From the data below, repeat everything exactly except the images.

=== Begin Enclosure ===

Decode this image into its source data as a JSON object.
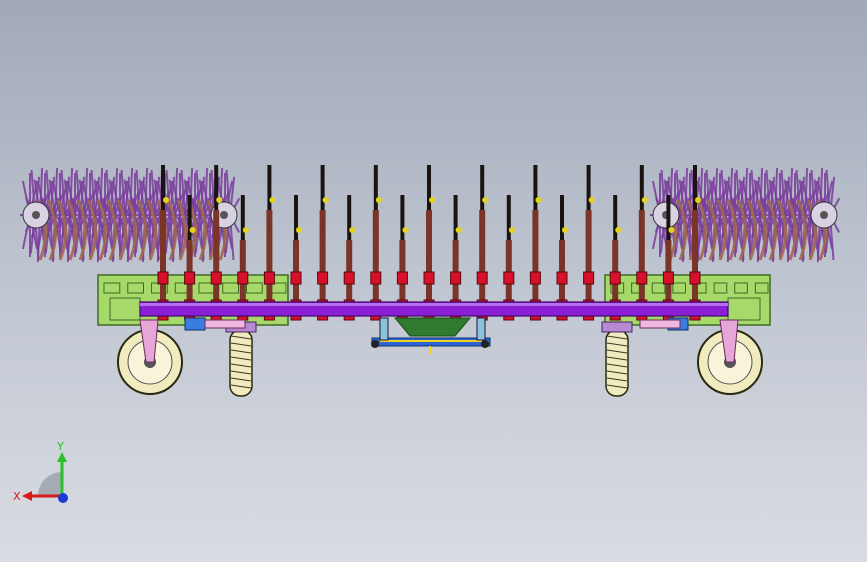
{
  "colors": {
    "background_top": "#a1a9b8",
    "background_bottom": "#d9dce2",
    "main_beam": "#8a1fd6",
    "frame": "#a6d86a",
    "clamp": "#d8102a",
    "shank": "#7a3528",
    "tine_tip": "#1a1410",
    "rotor": "#7a3e9b",
    "wheel_tire": "#f0ecc0",
    "hitch": "#2f7a2f",
    "axis_x": "#d81a1a",
    "axis_y": "#2bbf2b",
    "axis_z": "#1a3ad8"
  },
  "model": {
    "shank_count": 21,
    "rotor_count": 2,
    "wheel_count": 4
  },
  "triad": {
    "x_label": "X",
    "y_label": "Y"
  }
}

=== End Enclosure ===

▸ OUTPUT FOR THIS EXERCISE:
Decode this image into its source data as a JSON object.
{
  "colors": {
    "background_top": "#a1a9b8",
    "background_bottom": "#d9dce2",
    "main_beam": "#8a1fd6",
    "frame": "#a6d86a",
    "clamp": "#d8102a",
    "shank": "#7a3528",
    "tine_tip": "#1a1410",
    "rotor": "#7a3e9b",
    "wheel_tire": "#f0ecc0",
    "hitch": "#2f7a2f",
    "axis_x": "#d81a1a",
    "axis_y": "#2bbf2b",
    "axis_z": "#1a3ad8"
  },
  "model": {
    "shank_count": 21,
    "rotor_count": 2,
    "wheel_count": 4
  },
  "triad": {
    "x_label": "X",
    "y_label": "Y"
  }
}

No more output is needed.